Secure Processor Architectures
When one outsources computation on one’s private input data, how can one guarantee that the computation environment does not leak any sensitive information? A practical approach to solving this problem for general compute tasks is the development of secure processor architectures, where we assume adversaries not to look inside the working processor and read out individual logical values that are transmitted over the processor wires or stored in its flip-flops: Generally, we assume this to be too costly for an economi- cally motivated adversary or we assume a tamper-sensing and tamper-responding environment that detects such adversaries in which case all sensitive state is cleared. To make this assumption more reasonable, the attack surface of the secure processor should be small: Over the last decade we have seen a development towards secure processors with a smaller and smaller attack surface that can resist more and more powerful adversarial behavior. This trend culminated in our most recent work: Ascend, an architecture that resists an adversary who may run untrusted programs on private input data and who may observe the i/o and power pins. One of its basic tools is an ORAM interface inside the secure processor which guarantees that access patterns to DRAM do not leak any privacy. The ORAM interface randomizes the location of data in DRAM and is inefficient in that many addresses need to be read out in order to obfuscate the reading of a single address. To reduce this potentially huge performance overhead many tricks that regulate data passing between the caches and interface are needed. This leads to a complex design due to the re-architecting of main processor components.
Components for Student Participation

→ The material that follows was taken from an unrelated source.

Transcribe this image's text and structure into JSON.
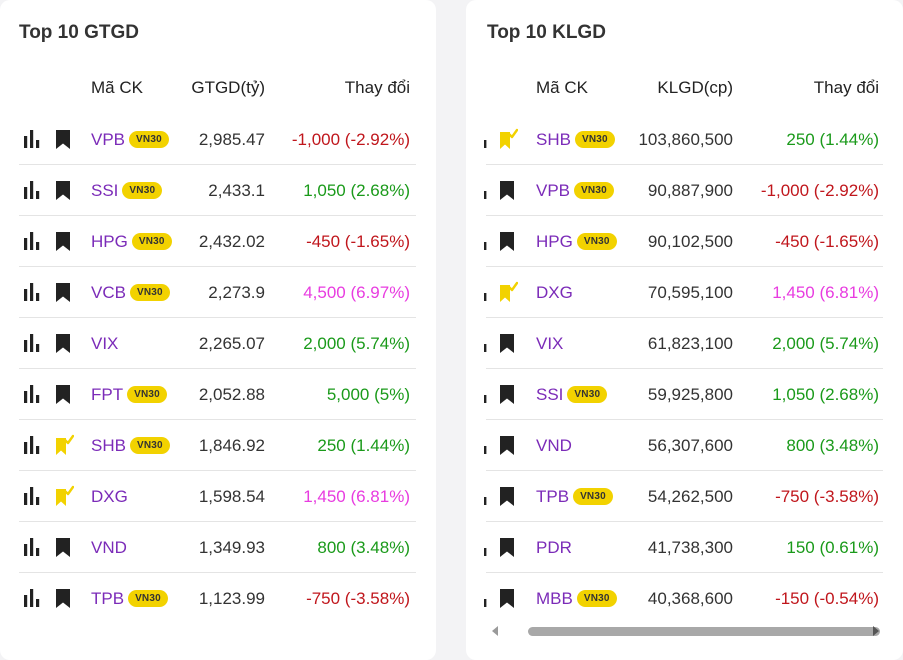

Our idea is to slightly increase the attack surface of secure processors like Ascend by introducing a trusted interface at the DRAM module itself. We assume an interface that uses randomized encryption (based on AES) to write data in DRAM: on every read, the data is written back using a new random seed. Also, when the secure processor wants to read an address, the processor first uses randomized encryption to encrypt the address before it is transmitted over its I/O pins to the DRAM interface, where the address is decrypted. Adversaries are only allowed to access the DRAM through this in- terface (so, individual cells cannot directly be read out). Randomized encryption of both the data and address is sufficient to obfuscate memory access patterns, so, no ORAM interface is needed. In this project REU students will verify this idea by simulating Ascend’s ORAM interface and simulate the proposed DRAM interface and compare both approaches. As a next step we want to implement both approaches in FPGA logic. Throughout this project REU students learn state-of-the-art secure processor technology.